I have a dataset consisting of approximately 2 million unique observations. It was initially a set of ID's and URLs. The goal is to cluster the ID's based on the URLs looked at. I transformed both columns to index form to simplify the data. As such, the set has 2 columns; 1. A unique ID and 2. A bag of key strings (they are identifying numbers but in string format, separated by spaces). Example format:
- ID | KeyWords
- 0 | 1 2
- 1 | 2
- 2 | 3
- 3 | 2 3
I initially vectorised KeyWords by TD-IDF and used a simple and dirty KMeans (via sklearn) to cluster them into 13 clusters (selected by the elbow method), which seemed to work and output intuitive and interesting results.
However, the issue I have come across is that there is always one dominant cluster that holds ~80% of the observations. I assume that KMeans was the limiting factor with assumed constant variance, and looked into Latent Dirichlet Allocation (LDA), as well as Gaussian Mixture Modelling (GMM) and BayesianGMM as alternatives. Using the same data format as above, LDA seemed to produce unintuitive results, for which all the topics were very similar and did not make much sense (vastly different to KMeans clusters, expected to see some key similar topics?).
I'm quite new and out of my depth with clustering and have been reading quite a lot about it, but if anyone could provide any insights into immediate logic flaws or a push in the right direction I would very much appreciate it.

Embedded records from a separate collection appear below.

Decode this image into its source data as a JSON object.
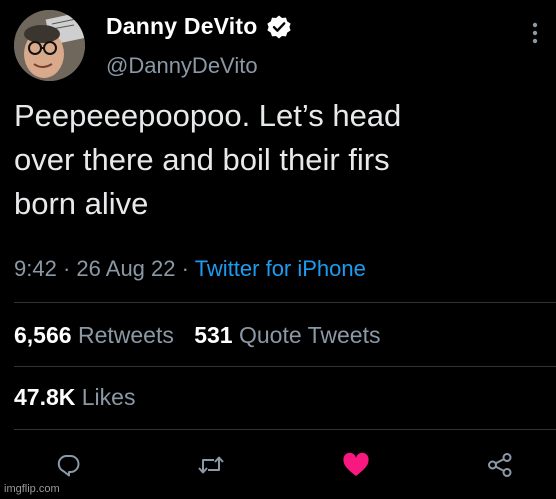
{
  "author": {
    "display_name": "Danny DeVito",
    "handle": "@DannyDeVito",
    "verified": true
  },
  "tweet": {
    "text_lines": [
      "Peepeeepoopoo. Let’s head",
      "over there and boil their firs",
      "born alive"
    ],
    "time": "9:42",
    "separator": "·",
    "date": "26 Aug 22",
    "source": "Twitter for iPhone"
  },
  "stats": {
    "retweets_count": "6,566",
    "retweets_label": "Retweets",
    "quote_count": "531",
    "quote_label": "Quote Tweets",
    "likes_count": "47.8K",
    "likes_label": "Likes"
  },
  "actions": {
    "icons": [
      "reply-icon",
      "retweet-icon",
      "like-icon",
      "share-icon"
    ],
    "like_color": "#f91880"
  },
  "colors": {
    "background": "#000000",
    "text": "#e7e9ea",
    "secondary": "#8b98a5",
    "link": "#1d9bf0"
  },
  "watermark": "imgflip.com"
}
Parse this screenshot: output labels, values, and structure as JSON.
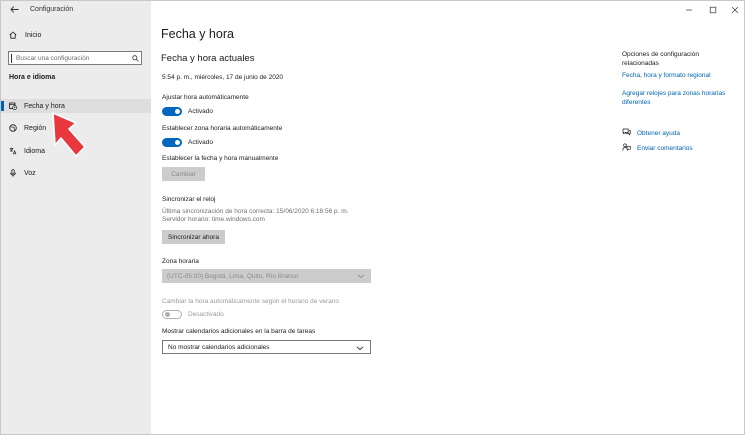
{
  "window": {
    "title": "Configuración",
    "controls": {
      "minimize": "—",
      "maximize": "☐",
      "close": "✕"
    }
  },
  "sidebar": {
    "home_label": "Inicio",
    "search_placeholder": "Buscar una configuración",
    "section_title": "Hora e idioma",
    "items": [
      {
        "label": "Fecha y hora",
        "icon": "calendar-clock-icon",
        "active": true
      },
      {
        "label": "Región",
        "icon": "globe-icon",
        "active": false
      },
      {
        "label": "Idioma",
        "icon": "language-icon",
        "active": false
      },
      {
        "label": "Voz",
        "icon": "microphone-icon",
        "active": false
      }
    ]
  },
  "main": {
    "page_title": "Fecha y hora",
    "section_title": "Fecha y hora actuales",
    "current_datetime": "5:54 p. m., miércoles, 17 de junio de 2020",
    "auto_time": {
      "label": "Ajustar hora automáticamente",
      "state": "Activado"
    },
    "auto_timezone": {
      "label": "Establecer zona horaria automáticamente",
      "state": "Activado"
    },
    "manual": {
      "label": "Establecer la fecha y hora manualmente",
      "button": "Cambiar"
    },
    "sync": {
      "title": "Sincronizar el reloj",
      "last_sync": "Última sincronización de hora correcta: 15/06/2020 6:18:56 p. m.",
      "server": "Servidor horario: time.windows.com",
      "button": "Sincronizar ahora"
    },
    "timezone": {
      "label": "Zona horaria",
      "value": "(UTC-05:00) Bogotá, Lima, Quito, Río Branco"
    },
    "dst": {
      "label": "Cambiar la hora automáticamente según el horario de verano",
      "state": "Desactivado"
    },
    "calendars": {
      "label": "Mostrar calendarios adicionales en la barra de tareas",
      "value": "No mostrar calendarios adicionales"
    }
  },
  "related": {
    "title": "Opciones de configuración relacionadas",
    "links": [
      "Fecha, hora y formato regional",
      "Agregar relojes para zonas horarias diferentes"
    ],
    "help": {
      "label": "Obtener ayuda",
      "icon": "help-chat-icon"
    },
    "feedback": {
      "label": "Enviar comentarios",
      "icon": "feedback-icon"
    }
  },
  "colors": {
    "accent": "#0067c0",
    "link": "#0063b1",
    "sidebar_bg": "#ececec",
    "pointer_arrow": "#e8373d"
  }
}
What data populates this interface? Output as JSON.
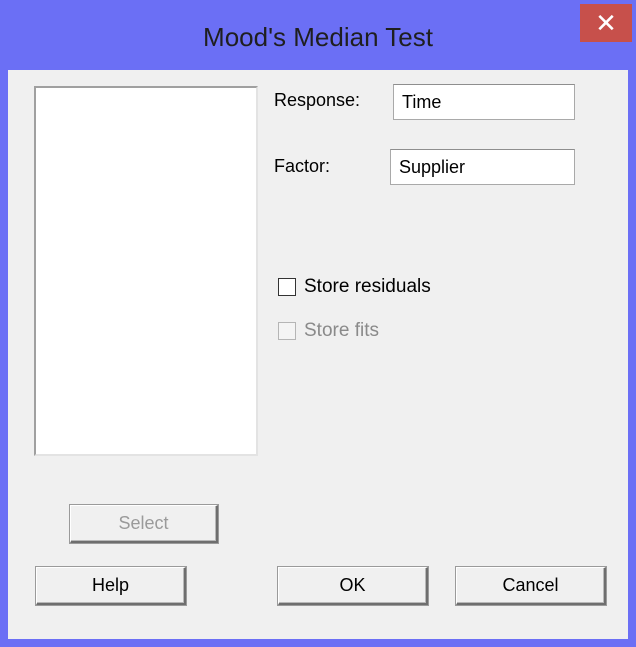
{
  "window": {
    "title": "Mood's Median Test",
    "close_glyph": "✕"
  },
  "form": {
    "response_label": "Response:",
    "response_value": "Time",
    "factor_label": "Factor:",
    "factor_value": "Supplier",
    "store_residuals_label": "Store residuals",
    "store_residuals_checked": false,
    "store_fits_label": "Store fits",
    "store_fits_checked": false,
    "store_fits_enabled": false
  },
  "buttons": {
    "select": "Select",
    "help": "Help",
    "ok": "OK",
    "cancel": "Cancel"
  },
  "colors": {
    "titlebar": "#6b6ff5",
    "close_button": "#c7504b",
    "dialog_background": "#f0f0f0"
  }
}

Edit: There's about 3300 unique URLs (or KeyWords in this case). The number of tokens/URLs per document is quite skewed actually. The median is 1, mean is ~1.5 (there is a small number of ID's that have a very large number of tokens, some I can deem as outliers but most I cannot). Another key fact is that in the dominant cluster, almost all of these "big players" who have looked at a large number of KeyWords are all within the dominant cluster. I removed them to see how it played out, and the dominant cluster remains.